=== Given records ===

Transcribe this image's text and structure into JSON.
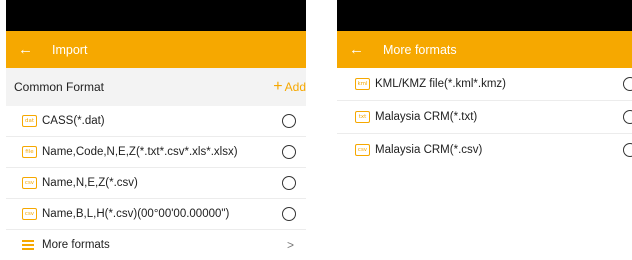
{
  "colors": {
    "accent": "#f6a800",
    "status_bar": "#000000",
    "section_bg": "#f3f3f3"
  },
  "left": {
    "title": "Import",
    "section_title": "Common Format",
    "add_label": "Add",
    "items": [
      {
        "badge": "dat",
        "label": "CASS(*.dat)"
      },
      {
        "badge": "file",
        "label": "Name,Code,N,E,Z(*.txt*.csv*.xls*.xlsx)"
      },
      {
        "badge": "csv",
        "label": "Name,N,E,Z(*.csv)"
      },
      {
        "badge": "csv",
        "label": "Name,B,L,H(*.csv)(00°00'00.00000\")"
      }
    ],
    "more_formats": "More formats"
  },
  "right": {
    "title": "More formats",
    "items": [
      {
        "badge": "kml",
        "label": "KML/KMZ file(*.kml*.kmz)"
      },
      {
        "badge": "txt",
        "label": "Malaysia CRM(*.txt)"
      },
      {
        "badge": "csv",
        "label": "Malaysia CRM(*.csv)"
      }
    ]
  }
}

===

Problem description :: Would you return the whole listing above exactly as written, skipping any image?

Exercise output ::
Transcribe this image's text and structure into JSON.
{
  "colors": {
    "accent": "#f6a800",
    "status_bar": "#000000",
    "section_bg": "#f3f3f3"
  },
  "left": {
    "title": "Import",
    "section_title": "Common Format",
    "add_label": "Add",
    "items": [
      {
        "badge": "dat",
        "label": "CASS(*.dat)"
      },
      {
        "badge": "file",
        "label": "Name,Code,N,E,Z(*.txt*.csv*.xls*.xlsx)"
      },
      {
        "badge": "csv",
        "label": "Name,N,E,Z(*.csv)"
      },
      {
        "badge": "csv",
        "label": "Name,B,L,H(*.csv)(00°00'00.00000\")"
      }
    ],
    "more_formats": "More formats"
  },
  "right": {
    "title": "More formats",
    "items": [
      {
        "badge": "kml",
        "label": "KML/KMZ file(*.kml*.kmz)"
      },
      {
        "badge": "txt",
        "label": "Malaysia CRM(*.txt)"
      },
      {
        "badge": "csv",
        "label": "Malaysia CRM(*.csv)"
      }
    ]
  }
}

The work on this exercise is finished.